2023, Vol. 9 Issue 3, Part D
A rare case of maxillary osteoclastoma with pulmonary and calvarial metastasis
AUTHOR(S): Dr. Jaishri Pagare, Dr. Rohini R and Dr. Ankita Chormale

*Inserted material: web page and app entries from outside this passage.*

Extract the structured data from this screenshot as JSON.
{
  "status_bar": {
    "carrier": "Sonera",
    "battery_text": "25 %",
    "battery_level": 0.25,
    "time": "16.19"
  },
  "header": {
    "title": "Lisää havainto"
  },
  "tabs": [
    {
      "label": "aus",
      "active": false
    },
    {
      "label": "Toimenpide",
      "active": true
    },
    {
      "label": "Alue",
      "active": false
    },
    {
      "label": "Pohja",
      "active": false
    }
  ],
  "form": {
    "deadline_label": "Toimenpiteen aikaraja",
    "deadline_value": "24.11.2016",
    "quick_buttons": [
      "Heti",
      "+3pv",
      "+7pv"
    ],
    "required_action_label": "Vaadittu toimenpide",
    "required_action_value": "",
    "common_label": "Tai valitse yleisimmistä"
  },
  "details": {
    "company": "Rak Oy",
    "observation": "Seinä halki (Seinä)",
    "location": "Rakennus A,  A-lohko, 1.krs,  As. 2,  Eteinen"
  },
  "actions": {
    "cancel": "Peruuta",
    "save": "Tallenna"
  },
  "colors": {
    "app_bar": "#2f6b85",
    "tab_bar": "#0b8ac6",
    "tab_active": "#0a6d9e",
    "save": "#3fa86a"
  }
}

An uncommon, benign, locally aggressive osteolytic neoplasm called a giant cell tumor (also known as an osteoclastoma or myeloid sarcoma) of the bone typically affects matured long bones and accounts for 5 to 9% of all primary bone tumours. It mainly targets the epiphysis of long bones. Most often benign, they rarely spread to the lungs. The treatment plan usually ranges from simple curettage to wide resection, with typically a good prognosis. The recurrence rate has been reported to be between 40% and 60% and 5% to 7% of recurrent cases are malignant. However, such tumor growth is rarely encountered in craniofacial bones like the temporal, ethmoid, sphenoid, maxilla, and mandible which accounts only for 2% of cases. Herein this article we present and discuss the clinical presentation, radiological features, histopathological investigations, treatment procedures and follow-ups done in such a rare case of giant cell tumor involving maxilla in a young female patient.
Pages: 249-254 | 180 Views 75 Downloads
How to cite this article:
Dr. Jaishri Pagare, Dr. Rohini R, Dr. Ankita Chormale. A rare case of maxillary osteoclastoma with pulmonary and calvarial metastasis. Int J Appl Dent Sci 2023;9(3):249-254. DOI: https://doi.org/10.22271/oral.2023.v9.i3d.1815